Report

I would just tell Brother that she has quite an imagination now. Tell him to look up confabulation. People can make up some real tales, particularly if they have dementia. They can even believe them themselves, so there's no point trying to convince them they aren't true. They will be true until another story is invented to take its place. :)

My mother did this for a few years. It is better now. Her confabulated stories made me feel like I had phase shifted. They could be quite imaginative. I never bother to correct unless some harm could be done. As long as your brother knows the truth, no harm done here... I hope!
Helpful Answer (1)
Report
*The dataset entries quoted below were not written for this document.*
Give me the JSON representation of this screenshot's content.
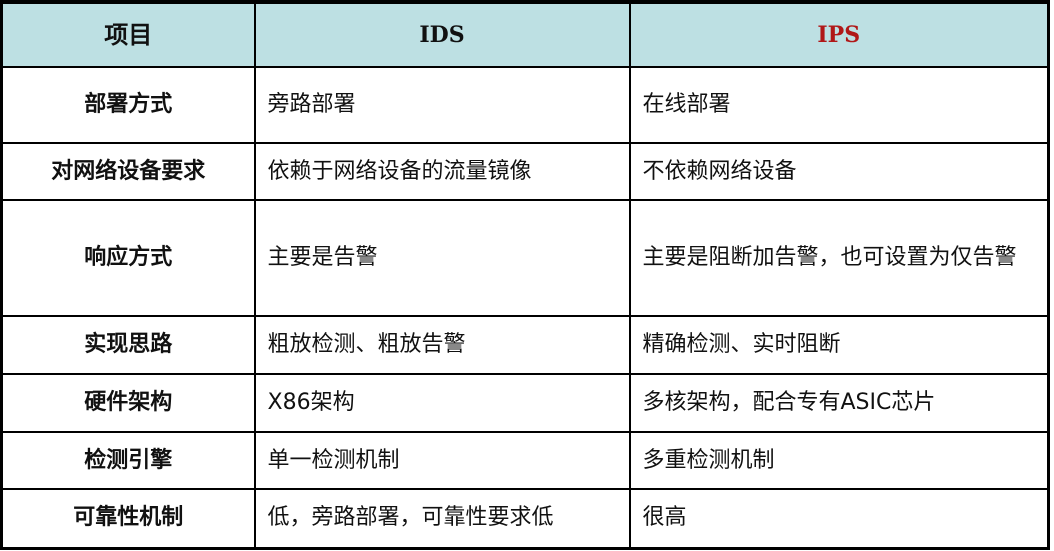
{
  "header": {
    "item": "项目",
    "ids": "IDS",
    "ips": "IPS"
  },
  "colors": {
    "header_bg": "#bde0e3",
    "ips_header": "#b01818"
  },
  "rows": [
    {
      "item": "部署方式",
      "ids": "旁路部署",
      "ips": "在线部署"
    },
    {
      "item": "对网络设备要求",
      "ids": "依赖于网络设备的流量镜像",
      "ips": "不依赖网络设备"
    },
    {
      "item": "响应方式",
      "ids": "主要是告警",
      "ips": "主要是阻断加告警，也可设置为仅告警"
    },
    {
      "item": "实现思路",
      "ids": "粗放检测、粗放告警",
      "ips": "精确检测、实时阻断"
    },
    {
      "item": "硬件架构",
      "ids": "X86架构",
      "ips": "多核架构，配合专有ASIC芯片"
    },
    {
      "item": "检测引擎",
      "ids": "单一检测机制",
      "ips": "多重检测机制"
    },
    {
      "item": "可靠性机制",
      "ids": "低，旁路部署，可靠性要求低",
      "ips": "很高"
    }
  ]
}
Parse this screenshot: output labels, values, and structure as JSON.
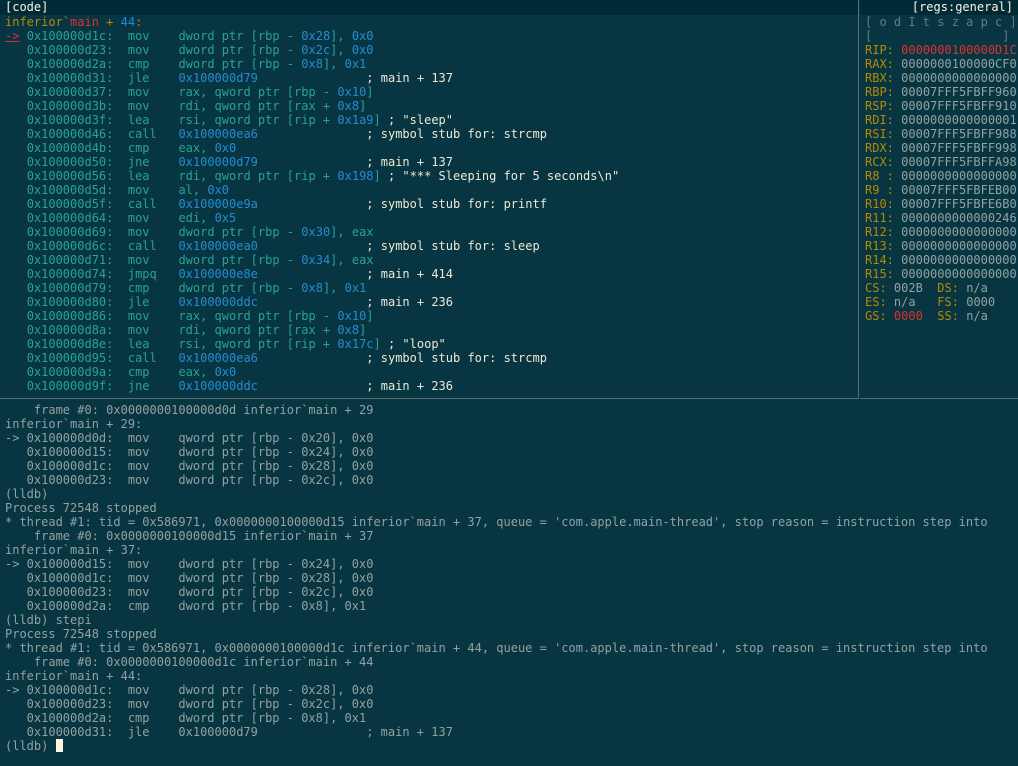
{
  "code_pane": {
    "title": "[code]",
    "header": {
      "module": "inferior`",
      "func": "main",
      "suffix": " + ",
      "offset": "44",
      "colon": ":"
    },
    "rows": [
      {
        "arrow": "->",
        "addr": "0x100000d1c:",
        "mnem": "mov",
        "pre": "dword ptr [rbp - ",
        "num": "0x28",
        "post": "], ",
        "imm": "0x0",
        "cmt": ""
      },
      {
        "arrow": "",
        "addr": "0x100000d23:",
        "mnem": "mov",
        "pre": "dword ptr [rbp - ",
        "num": "0x2c",
        "post": "], ",
        "imm": "0x0",
        "cmt": ""
      },
      {
        "arrow": "",
        "addr": "0x100000d2a:",
        "mnem": "cmp",
        "pre": "dword ptr [rbp - ",
        "num": "0x8",
        "post": "], ",
        "imm": "0x1",
        "cmt": ""
      },
      {
        "arrow": "",
        "addr": "0x100000d31:",
        "mnem": "jle",
        "pre": "",
        "num": "0x100000d79",
        "post": "",
        "imm": "",
        "cmt": "; main + 137"
      },
      {
        "arrow": "",
        "addr": "0x100000d37:",
        "mnem": "mov",
        "pre": "rax, qword ptr [rbp - ",
        "num": "0x10",
        "post": "]",
        "imm": "",
        "cmt": ""
      },
      {
        "arrow": "",
        "addr": "0x100000d3b:",
        "mnem": "mov",
        "pre": "rdi, qword ptr [rax + ",
        "num": "0x8",
        "post": "]",
        "imm": "",
        "cmt": ""
      },
      {
        "arrow": "",
        "addr": "0x100000d3f:",
        "mnem": "lea",
        "pre": "rsi, qword ptr [rip + ",
        "num": "0x1a9",
        "post": "]",
        "imm": "",
        "cmt": "; \"sleep\""
      },
      {
        "arrow": "",
        "addr": "0x100000d46:",
        "mnem": "call",
        "pre": "",
        "num": "0x100000ea6",
        "post": "",
        "imm": "",
        "cmt": "; symbol stub for: strcmp"
      },
      {
        "arrow": "",
        "addr": "0x100000d4b:",
        "mnem": "cmp",
        "pre": "eax, ",
        "num": "0x0",
        "post": "",
        "imm": "",
        "cmt": ""
      },
      {
        "arrow": "",
        "addr": "0x100000d50:",
        "mnem": "jne",
        "pre": "",
        "num": "0x100000d79",
        "post": "",
        "imm": "",
        "cmt": "; main + 137"
      },
      {
        "arrow": "",
        "addr": "0x100000d56:",
        "mnem": "lea",
        "pre": "rdi, qword ptr [rip + ",
        "num": "0x198",
        "post": "]",
        "imm": "",
        "cmt": "; \"*** Sleeping for 5 seconds\\n\""
      },
      {
        "arrow": "",
        "addr": "0x100000d5d:",
        "mnem": "mov",
        "pre": "al, ",
        "num": "0x0",
        "post": "",
        "imm": "",
        "cmt": ""
      },
      {
        "arrow": "",
        "addr": "0x100000d5f:",
        "mnem": "call",
        "pre": "",
        "num": "0x100000e9a",
        "post": "",
        "imm": "",
        "cmt": "; symbol stub for: printf"
      },
      {
        "arrow": "",
        "addr": "0x100000d64:",
        "mnem": "mov",
        "pre": "edi, ",
        "num": "0x5",
        "post": "",
        "imm": "",
        "cmt": ""
      },
      {
        "arrow": "",
        "addr": "0x100000d69:",
        "mnem": "mov",
        "pre": "dword ptr [rbp - ",
        "num": "0x30",
        "post": "], eax",
        "imm": "",
        "cmt": ""
      },
      {
        "arrow": "",
        "addr": "0x100000d6c:",
        "mnem": "call",
        "pre": "",
        "num": "0x100000ea0",
        "post": "",
        "imm": "",
        "cmt": "; symbol stub for: sleep"
      },
      {
        "arrow": "",
        "addr": "0x100000d71:",
        "mnem": "mov",
        "pre": "dword ptr [rbp - ",
        "num": "0x34",
        "post": "], eax",
        "imm": "",
        "cmt": ""
      },
      {
        "arrow": "",
        "addr": "0x100000d74:",
        "mnem": "jmpq",
        "pre": "",
        "num": "0x100000e8e",
        "post": "",
        "imm": "",
        "cmt": "; main + 414"
      },
      {
        "arrow": "",
        "addr": "0x100000d79:",
        "mnem": "cmp",
        "pre": "dword ptr [rbp - ",
        "num": "0x8",
        "post": "], ",
        "imm": "0x1",
        "cmt": ""
      },
      {
        "arrow": "",
        "addr": "0x100000d80:",
        "mnem": "jle",
        "pre": "",
        "num": "0x100000ddc",
        "post": "",
        "imm": "",
        "cmt": "; main + 236"
      },
      {
        "arrow": "",
        "addr": "0x100000d86:",
        "mnem": "mov",
        "pre": "rax, qword ptr [rbp - ",
        "num": "0x10",
        "post": "]",
        "imm": "",
        "cmt": ""
      },
      {
        "arrow": "",
        "addr": "0x100000d8a:",
        "mnem": "mov",
        "pre": "rdi, qword ptr [rax + ",
        "num": "0x8",
        "post": "]",
        "imm": "",
        "cmt": ""
      },
      {
        "arrow": "",
        "addr": "0x100000d8e:",
        "mnem": "lea",
        "pre": "rsi, qword ptr [rip + ",
        "num": "0x17c",
        "post": "]",
        "imm": "",
        "cmt": "; \"loop\""
      },
      {
        "arrow": "",
        "addr": "0x100000d95:",
        "mnem": "call",
        "pre": "",
        "num": "0x100000ea6",
        "post": "",
        "imm": "",
        "cmt": "; symbol stub for: strcmp"
      },
      {
        "arrow": "",
        "addr": "0x100000d9a:",
        "mnem": "cmp",
        "pre": "eax, ",
        "num": "0x0",
        "post": "",
        "imm": "",
        "cmt": ""
      },
      {
        "arrow": "",
        "addr": "0x100000d9f:",
        "mnem": "jne",
        "pre": "",
        "num": "0x100000ddc",
        "post": "",
        "imm": "",
        "cmt": "; main + 236"
      }
    ]
  },
  "regs_pane": {
    "title": "[regs:general]",
    "flags_header": "[ o d I t s z a p c ]",
    "flags_values": "[                  ]",
    "registers": [
      {
        "name": "RIP:",
        "value": "0000000100000D1C",
        "hot": true
      },
      {
        "name": "RAX:",
        "value": "0000000100000CF0",
        "hot": false
      },
      {
        "name": "RBX:",
        "value": "0000000000000000",
        "hot": false
      },
      {
        "name": "RBP:",
        "value": "00007FFF5FBFF960",
        "hot": false
      },
      {
        "name": "RSP:",
        "value": "00007FFF5FBFF910",
        "hot": false
      },
      {
        "name": "RDI:",
        "value": "0000000000000001",
        "hot": false
      },
      {
        "name": "RSI:",
        "value": "00007FFF5FBFF988",
        "hot": false
      },
      {
        "name": "RDX:",
        "value": "00007FFF5FBFF998",
        "hot": false
      },
      {
        "name": "RCX:",
        "value": "00007FFF5FBFFA98",
        "hot": false
      },
      {
        "name": "R8 :",
        "value": "0000000000000000",
        "hot": false
      },
      {
        "name": "R9 :",
        "value": "00007FFF5FBFEB00",
        "hot": false
      },
      {
        "name": "R10:",
        "value": "00007FFF5FBFE6B0",
        "hot": false
      },
      {
        "name": "R11:",
        "value": "0000000000000246",
        "hot": false
      },
      {
        "name": "R12:",
        "value": "0000000000000000",
        "hot": false
      },
      {
        "name": "R13:",
        "value": "0000000000000000",
        "hot": false
      },
      {
        "name": "R14:",
        "value": "0000000000000000",
        "hot": false
      },
      {
        "name": "R15:",
        "value": "0000000000000000",
        "hot": false
      }
    ],
    "segments": [
      [
        {
          "name": "CS:",
          "value": "002B",
          "hot": false
        },
        {
          "name": "DS:",
          "value": "n/a",
          "hot": false
        }
      ],
      [
        {
          "name": "ES:",
          "value": "n/a",
          "hot": false
        },
        {
          "name": "FS:",
          "value": "0000",
          "hot": false
        }
      ],
      [
        {
          "name": "GS:",
          "value": "0000",
          "hot": true
        },
        {
          "name": "SS:",
          "value": "n/a",
          "hot": false
        }
      ]
    ]
  },
  "command_pane": {
    "lines": [
      "    frame #0: 0x0000000100000d0d inferior`main + 29",
      "inferior`main + 29:",
      "-> 0x100000d0d:  mov    qword ptr [rbp - 0x20], 0x0",
      "   0x100000d15:  mov    dword ptr [rbp - 0x24], 0x0",
      "   0x100000d1c:  mov    dword ptr [rbp - 0x28], 0x0",
      "   0x100000d23:  mov    dword ptr [rbp - 0x2c], 0x0",
      "(lldb)",
      "Process 72548 stopped",
      "* thread #1: tid = 0x586971, 0x0000000100000d15 inferior`main + 37, queue = 'com.apple.main-thread', stop reason = instruction step into",
      "    frame #0: 0x0000000100000d15 inferior`main + 37",
      "inferior`main + 37:",
      "-> 0x100000d15:  mov    dword ptr [rbp - 0x24], 0x0",
      "   0x100000d1c:  mov    dword ptr [rbp - 0x28], 0x0",
      "   0x100000d23:  mov    dword ptr [rbp - 0x2c], 0x0",
      "   0x100000d2a:  cmp    dword ptr [rbp - 0x8], 0x1",
      "(lldb) stepi",
      "Process 72548 stopped",
      "* thread #1: tid = 0x586971, 0x0000000100000d1c inferior`main + 44, queue = 'com.apple.main-thread', stop reason = instruction step into",
      "    frame #0: 0x0000000100000d1c inferior`main + 44",
      "inferior`main + 44:",
      "-> 0x100000d1c:  mov    dword ptr [rbp - 0x28], 0x0",
      "   0x100000d23:  mov    dword ptr [rbp - 0x2c], 0x0",
      "   0x100000d2a:  cmp    dword ptr [rbp - 0x8], 0x1",
      "   0x100000d31:  jle    0x100000d79               ; main + 137"
    ],
    "prompt": "(lldb) ",
    "input_value": ""
  }
}
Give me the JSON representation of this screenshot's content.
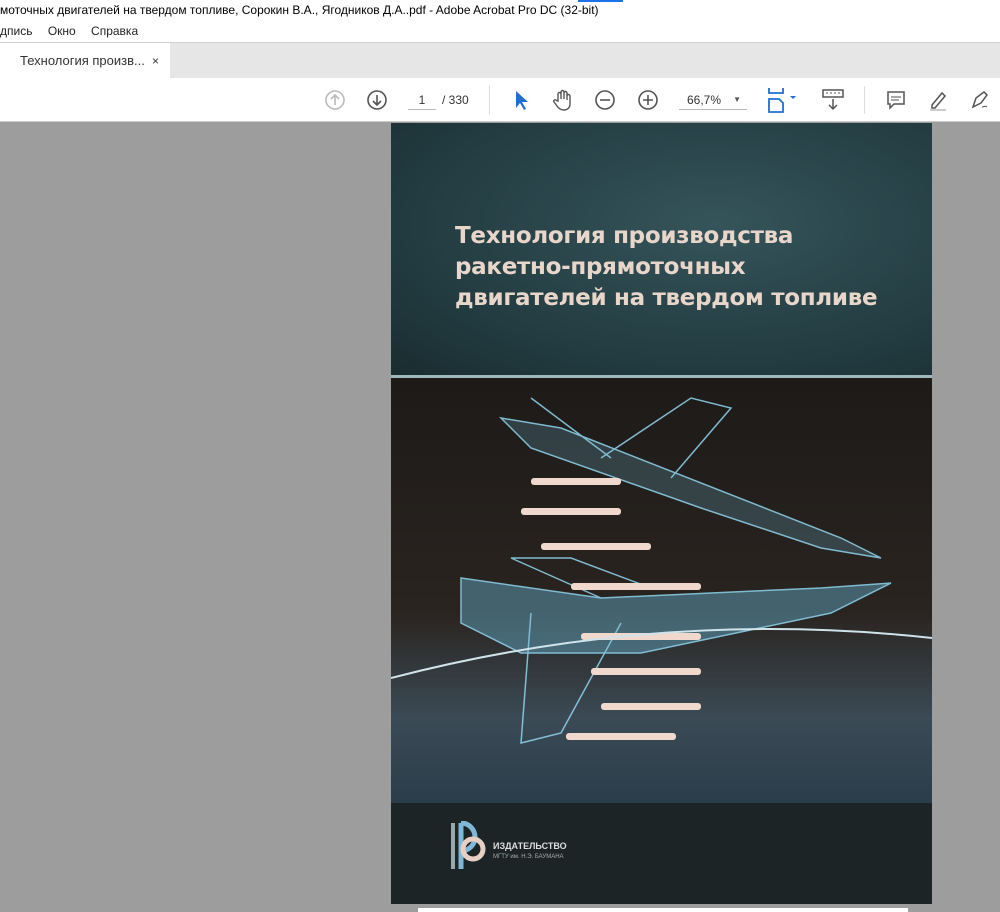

We have the same thing going on with my MIL. What I needed to do for the people she was telling lies to was to explain that this is part of the Dementia. It really made the point though when I could tell them something she'd said about them. They seemed to "understand" when I told them about her lying and they sort of believed when I told them the things she said about me weren't true -- but boy, when I told them things she said about them . . . . "Ah Ha!" The lightbulb really went on for them and they "Got It!"

It did me absolutely not good to speak with MIL. She either didn't remember saying them, was lying about not remembering saying them, or brushed it off as not too important and changed the subject or started a fight about something else to deflect the conversation away from her lying.
Helpful Answer (1)
Report

Thanks all. I've tried to discuss things with her in the past and had no luck at all. I just get frustrated that I expend so much time and energy and then have her tell these stories about me. I think I need a vacation!
Helpful Answer (1)
Report

Your mother was manipulative all your life, according to your profile, and that no doubt complicates your reactions. Confronting her earlier might have made some sense, but as she is in moderate stage dementia I doubt that will do any good now.

Does your brother live anywhere near you? It sounds like rebuilding your relationship in many sessions over a couple of beers might do more long-term good. You now have insights that neither of you had as children. Sharing and getting his input might be good.

Meanwhile, mother is in a care center so it is safe for you to detach a bit when her manipulation gets too painful for you.
Helpful Answer (4)
Report

Ribbman, go to this article https://www.agingcare.com/articles/How-to-handle-alzheimers-disease-lying-144204.htm and print it out for your brother to read. I don't believe he realizes that someone who had dementia will make up stories. I remember my Mom saying some crazy things about my Dad of which none of it was true... but I didn't tell Dad what she said, it would have only upset him.

It's interesting how many people with dementia go through this phase. Therefore, do not say anything to Mom about her "stories". Find out what Mom likes and re-direct the conversation there. For my Dad, who hasn't entered this phase but tends to think he is living in the 1940's, I will ask him about the weather as he's a huge weather buff... and strangely his mind will return to 2016 and the current weather conditions nationwide :)
Helpful Answer (3)
Report

Your profile says your mom has dementia. Is your brother aware of this and that often the person with dementia will have delusions, tell things that are not true and actually believe things that have not happened? I'd kindly explain this to him and maybe provide a link for him to read about it. If he's not informed, he has no way to know that this reports are false.

Since my cousin developed dementia, I have discovered so many things about it that I never knew before. I think many people aren't educated on what kinds of things dementia patients may exhibit.

I see no reason to confront your mother. She would likely not be able to process what she said or that it wasn't true. And if she did, she would likely forget it.
Helpful Answer (4)
Report

If mom has dementia, she won't even remember telling him stuff. Plus the reports are enhanced and bloom on the second telling to you. Avoid the he said she said. I'll bet she's telling you some dandies about him as well. Toss it all away, do not repeat it or retell it and avoid the drama.
Helpful Answer (4)
Report

This question has been closed for answers. Ask a New Question.
Subscribe to
Our Newsletter